◆ Data under study ◆
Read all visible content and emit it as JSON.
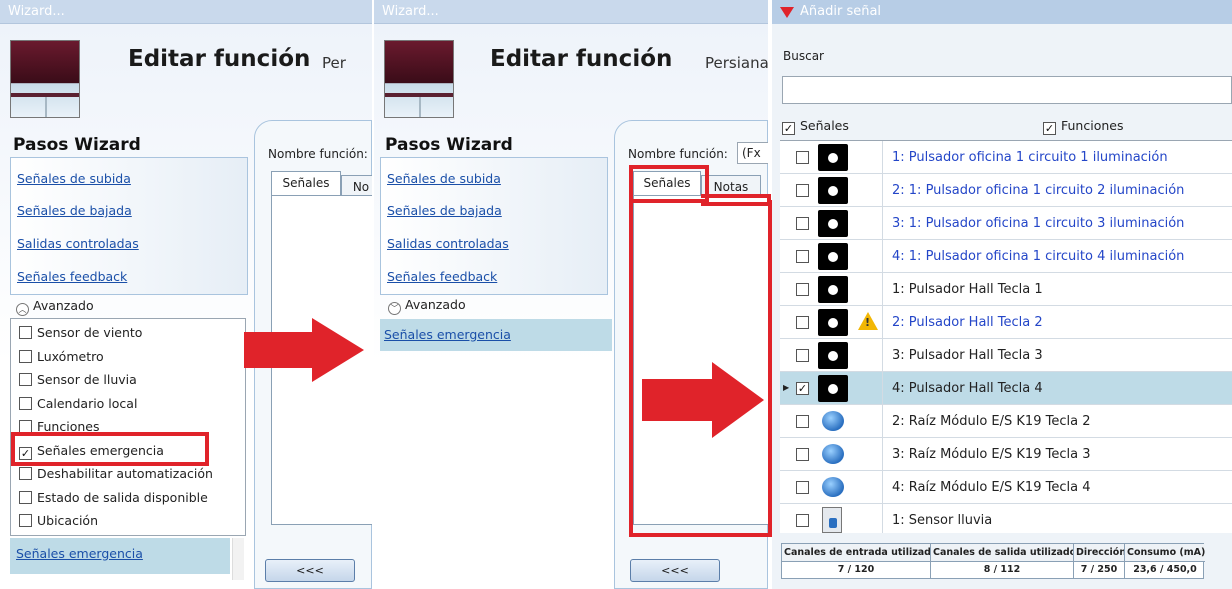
{
  "panel1": {
    "window_title": "Wizard...",
    "title": "Editar función",
    "subtitle": "Per",
    "steps_heading": "Pasos Wizard",
    "steps": [
      "Señales de subida",
      "Señales de bajada",
      "Salidas controladas",
      "Señales feedback"
    ],
    "advanced_label": "Avanzado",
    "advanced_options": [
      {
        "label": "Sensor de viento",
        "checked": ""
      },
      {
        "label": "Luxómetro",
        "checked": ""
      },
      {
        "label": "Sensor de lluvia",
        "checked": ""
      },
      {
        "label": "Calendario local",
        "checked": ""
      },
      {
        "label": "Funciones",
        "checked": ""
      },
      {
        "label": "Señales emergencia",
        "checked": "✓"
      },
      {
        "label": "Deshabilitar automatización",
        "checked": ""
      },
      {
        "label": "Estado de salida disponible",
        "checked": ""
      },
      {
        "label": "Ubicación",
        "checked": ""
      }
    ],
    "selected_step": "Señales emergencia",
    "function_name_label": "Nombre función:",
    "tabs": [
      "Señales",
      "No"
    ],
    "back_button": "<<<"
  },
  "panel2": {
    "window_title": "Wizard...",
    "title": "Editar función",
    "subtitle": "Persiana",
    "steps_heading": "Pasos Wizard",
    "steps": [
      "Señales de subida",
      "Señales de bajada",
      "Salidas controladas",
      "Señales feedback"
    ],
    "advanced_label": "Avanzado",
    "selected_step": "Señales emergencia",
    "function_name_label": "Nombre función:",
    "function_name_value": "(Fx",
    "tabs": [
      "Señales",
      "Notas"
    ],
    "back_button": "<<<"
  },
  "panel3": {
    "window_title": "Añadir señal",
    "search_label": "Buscar",
    "search_value": "",
    "filter_signals": "Señales",
    "filter_functions": "Funciones",
    "rows": [
      {
        "text": "1: Pulsador oficina 1 circuito 1 iluminación",
        "checked": "",
        "icon": "pushbutton-icon",
        "color": "blue"
      },
      {
        "text": "2: 1: Pulsador oficina 1 circuito 2 iluminación",
        "checked": "",
        "icon": "pushbutton-icon",
        "color": "blue"
      },
      {
        "text": "3: 1: Pulsador oficina 1 circuito 3 iluminación",
        "checked": "",
        "icon": "pushbutton-icon",
        "color": "blue"
      },
      {
        "text": "4: 1: Pulsador oficina 1 circuito 4 iluminación",
        "checked": "",
        "icon": "pushbutton-icon",
        "color": "blue"
      },
      {
        "text": "1: Pulsador Hall Tecla 1",
        "checked": "",
        "icon": "pushbutton-icon",
        "color": "black"
      },
      {
        "text": "2: Pulsador Hall Tecla 2",
        "checked": "",
        "icon": "pushbutton-icon",
        "color": "blue",
        "warning": "warning-icon"
      },
      {
        "text": "3: Pulsador Hall Tecla 3",
        "checked": "",
        "icon": "pushbutton-icon",
        "color": "black"
      },
      {
        "text": "4: Pulsador Hall Tecla 4",
        "checked": "✓",
        "icon": "pushbutton-icon",
        "color": "black",
        "selected": true
      },
      {
        "text": "2: Raíz Módulo E/S K19 Tecla 2",
        "checked": "",
        "icon": "blue-button-icon",
        "color": "black"
      },
      {
        "text": "3: Raíz Módulo E/S K19 Tecla 3",
        "checked": "",
        "icon": "blue-button-icon",
        "color": "black"
      },
      {
        "text": "4: Raíz Módulo E/S K19 Tecla 4",
        "checked": "",
        "icon": "blue-button-icon",
        "color": "black"
      },
      {
        "text": "1: Sensor lluvia",
        "checked": "",
        "icon": "sensor-icon",
        "color": "black"
      }
    ],
    "footer": {
      "headers": [
        "Canales de entrada utilizados",
        "Canales de salida utilizados",
        "Dirección",
        "Consumo (mA)"
      ],
      "values": [
        "7 / 120",
        "8 / 112",
        "7 / 250",
        "23,6 / 450,0"
      ]
    }
  },
  "colors": {
    "highlight_red": "#e0232a",
    "link_blue": "#1a4fa8",
    "signal_blue": "#2446c8",
    "selection": "#bedbe7"
  }
}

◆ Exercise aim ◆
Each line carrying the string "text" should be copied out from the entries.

◆ Reply ◆
        "text": "1: Pulsador oficina 1 circuito 1 iluminación",
        "text": "2: 1: Pulsador oficina 1 circuito 2 iluminación",
        "text": "3: 1: Pulsador oficina 1 circuito 3 iluminación",
        "text": "4: 1: Pulsador oficina 1 circuito 4 iluminación",
        "text": "1: Pulsador Hall Tecla 1",
        "text": "2: Pulsador Hall Tecla 2",
        "text": "3: Pulsador Hall Tecla 3",
        "text": "4: Pulsador Hall Tecla 4",
        "text": "2: Raíz Módulo E/S K19 Tecla 2",
        "text": "3: Raíz Módulo E/S K19 Tecla 3",
        "text": "4: Raíz Módulo E/S K19 Tecla 4",
        "text": "1: Sensor lluvia",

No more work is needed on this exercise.